Skip to content
Confused about decision to have uterine lining removed
An_248246 posted:
I know there haven't been any discussions in a few years but I just thought I would ask this anyway. I am 20 years old and as of several months ago started having great discomfort with my cycles. It dosen't have to do with flow size just the sensations. I started taking birth control and have been on it non stop for almost a year. I am considering getting my uterine lining removed completely so as to get off the pills as I do not like having to take them. My doctor says it is a bad decision but I know it is the one for me. I guess the question is who is right?
fcl responded:
I think that your doctor's main concern would be that you are very young. Removing your uterine lining would mean that you could not have children in the future. It might be wiser to try other forms of contraception first (have you tried different pills?).
Anon_6061 responded:
I agree with FCL. There are also other risks. Removing the uterine lining (regardless of the method used) may cause problems including chronic pelvic pain. This is because your reproductive system still tries to build the lining but since it's scarred, it can't function like it should. Also, if the lining isn't uniformly ablated, you can continue to have periods or they may stop and start back up many months or even years later. Again, these are risks to be considered. Problems may not happen overnight so you may have good results initially but that could change in a year or two. There's no long term safety data with the newer techniques. Here's a discussion with 166 replies about "endometrial ablation side effects" - You can also Google "endometrial ablation pelvic pain."
Wednesday replied to Anon_6061's response:
Thank you. I'll take a look at the link when I can.
Wednesday responded:
My doctor has agreed to send me to a gynacologist for more information. What will happen from here is still a mystry.
Anon_6061 responded:
I forgot to mention. As FCL said, maybe you should try a different form of birth control. There are a number of types that don't involve taking a daily pill. Here's a link about options -

Helpful Tips

Be the first to post a Tip!

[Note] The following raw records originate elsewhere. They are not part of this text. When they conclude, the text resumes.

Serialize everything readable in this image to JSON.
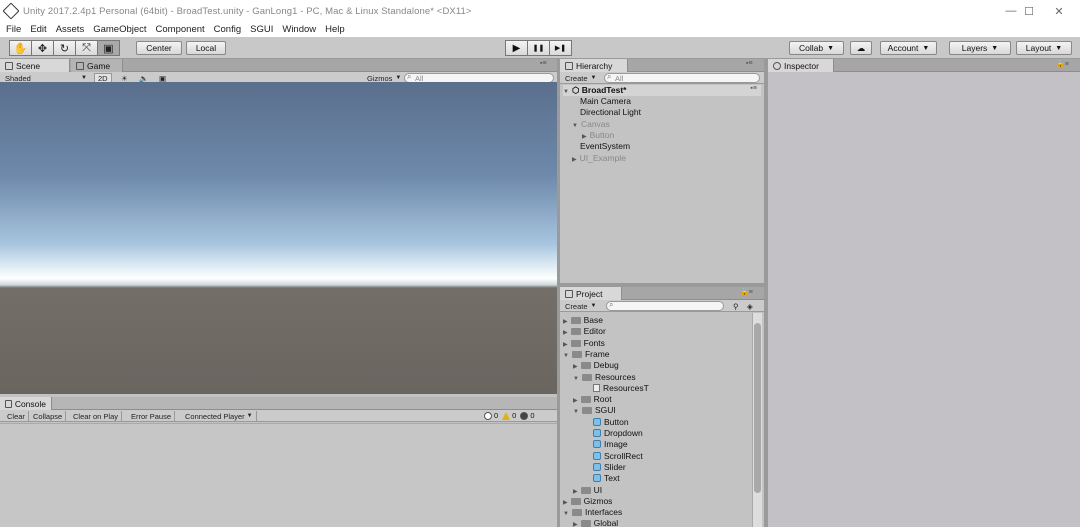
{
  "window": {
    "title": "Unity 2017.2.4p1 Personal (64bit) - BroadTest.unity - GanLong1 - PC, Mac & Linux Standalone* <DX11>",
    "minimize": "—",
    "maximize": "☐",
    "close": "✕"
  },
  "menu": [
    "File",
    "Edit",
    "Assets",
    "GameObject",
    "Component",
    "Config",
    "SGUI",
    "Window",
    "Help"
  ],
  "toolbar": {
    "tools": [
      "hand-tool",
      "move-tool",
      "rotate-tool",
      "scale-tool",
      "rect-tool"
    ],
    "tool_glyphs": [
      "✋",
      "✥",
      "↻",
      "⤧",
      "▣"
    ],
    "pivot": "Center",
    "space": "Local",
    "play": "▶",
    "pause": "❚❚",
    "step": "▶❚",
    "collab": "Collab",
    "cloud": "☁",
    "account": "Account",
    "layers": "Layers",
    "layout": "Layout"
  },
  "scene_panel": {
    "tabs": [
      "Scene",
      "Game"
    ],
    "shading": "Shaded",
    "mode_2d": "2D",
    "gizmos": "Gizmos",
    "search_placeholder": "All"
  },
  "hierarchy": {
    "tab": "Hierarchy",
    "create": "Create",
    "search_placeholder": "All",
    "scene": "BroadTest*",
    "items": [
      {
        "label": "Main Camera",
        "dim": false,
        "indent": 1,
        "arrow": ""
      },
      {
        "label": "Directional Light",
        "dim": false,
        "indent": 1,
        "arrow": ""
      },
      {
        "label": "Canvas",
        "dim": true,
        "indent": 1,
        "arrow": "▼"
      },
      {
        "label": "Button",
        "dim": true,
        "indent": 2,
        "arrow": "▶"
      },
      {
        "label": "EventSystem",
        "dim": false,
        "indent": 1,
        "arrow": ""
      },
      {
        "label": "UI_Example",
        "dim": true,
        "indent": 1,
        "arrow": "▶"
      }
    ]
  },
  "project": {
    "tab": "Project",
    "create": "Create",
    "items": [
      {
        "label": "Base",
        "indent": 0,
        "arrow": "▶",
        "kind": "folder"
      },
      {
        "label": "Editor",
        "indent": 0,
        "arrow": "▶",
        "kind": "folder"
      },
      {
        "label": "Fonts",
        "indent": 0,
        "arrow": "▶",
        "kind": "folder"
      },
      {
        "label": "Frame",
        "indent": 0,
        "arrow": "▼",
        "kind": "folder"
      },
      {
        "label": "Debug",
        "indent": 1,
        "arrow": "▶",
        "kind": "folder"
      },
      {
        "label": "Resources",
        "indent": 1,
        "arrow": "▼",
        "kind": "folder"
      },
      {
        "label": "ResourcesT",
        "indent": 2,
        "arrow": "",
        "kind": "file"
      },
      {
        "label": "Root",
        "indent": 1,
        "arrow": "▶",
        "kind": "folder"
      },
      {
        "label": "SGUI",
        "indent": 1,
        "arrow": "▼",
        "kind": "folder"
      },
      {
        "label": "Button",
        "indent": 2,
        "arrow": "",
        "kind": "prefab"
      },
      {
        "label": "Dropdown",
        "indent": 2,
        "arrow": "",
        "kind": "prefab"
      },
      {
        "label": "Image",
        "indent": 2,
        "arrow": "",
        "kind": "prefab"
      },
      {
        "label": "ScrollRect",
        "indent": 2,
        "arrow": "",
        "kind": "prefab"
      },
      {
        "label": "Slider",
        "indent": 2,
        "arrow": "",
        "kind": "prefab"
      },
      {
        "label": "Text",
        "indent": 2,
        "arrow": "",
        "kind": "prefab"
      },
      {
        "label": "UI",
        "indent": 1,
        "arrow": "▶",
        "kind": "folder"
      },
      {
        "label": "Gizmos",
        "indent": 0,
        "arrow": "▶",
        "kind": "folder"
      },
      {
        "label": "Interfaces",
        "indent": 0,
        "arrow": "▼",
        "kind": "folder"
      },
      {
        "label": "Global",
        "indent": 1,
        "arrow": "▶",
        "kind": "folder"
      }
    ]
  },
  "console": {
    "tab": "Console",
    "buttons": [
      "Clear",
      "Collapse",
      "Clear on Play",
      "Error Pause",
      "Connected Player"
    ],
    "info_count": "0",
    "warn_count": "0",
    "error_count": "0"
  },
  "inspector": {
    "tab": "Inspector"
  }
}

Expert Blog

Below the Belt: Women's Health - Jane Harrison-Hohner, RN, RNP

From HPV to irregular periods to PMS to fibroids, Jane Harrison-Hohner, RN, is here to share her knowledge and insight...Read More

Report Problems With Your Medications to the FDA

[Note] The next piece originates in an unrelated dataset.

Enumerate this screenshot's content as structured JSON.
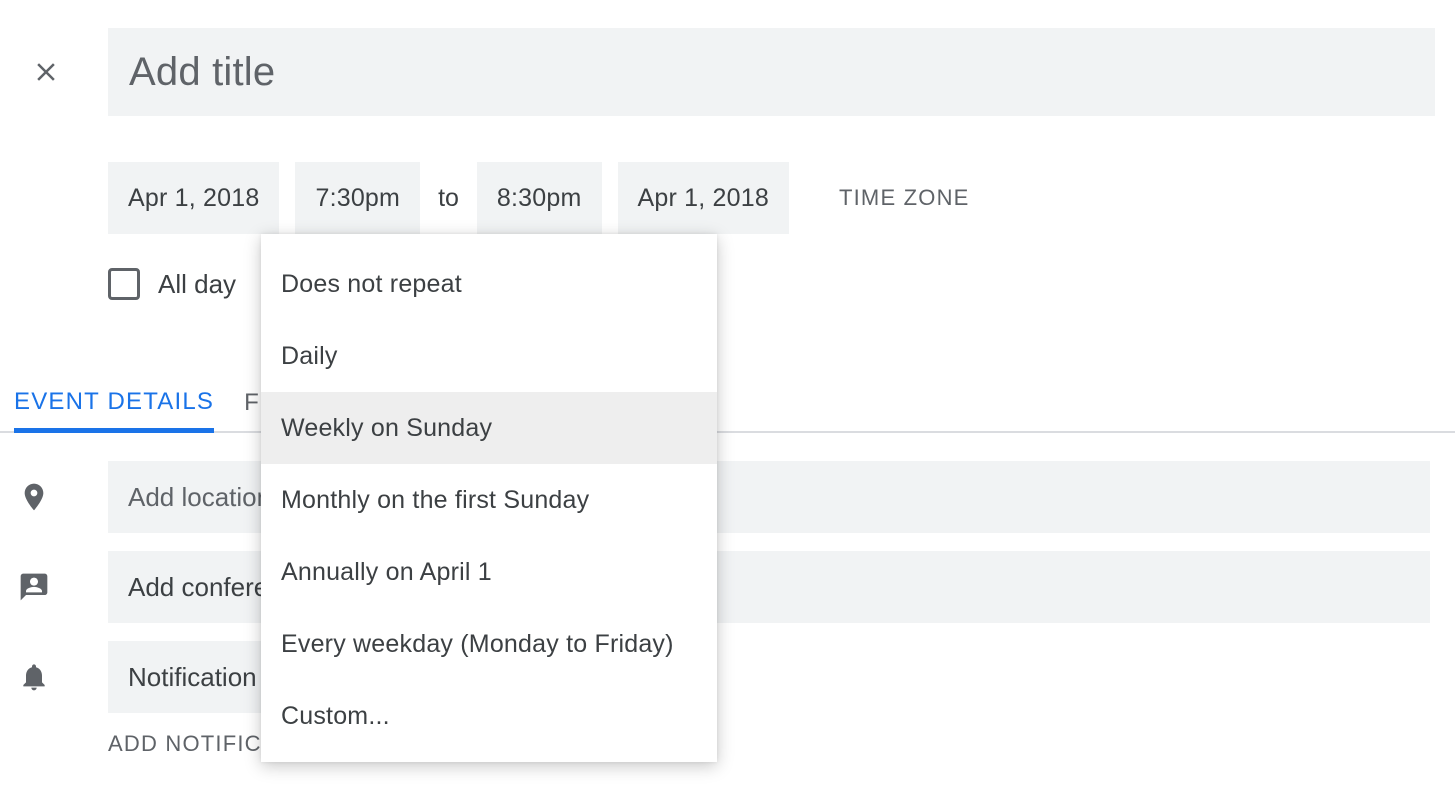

FDAYou are encouraged to report negative side effects of prescription drugs to the FDA. Visit the FDA MedWatch website or call 1-800-FDA-1088.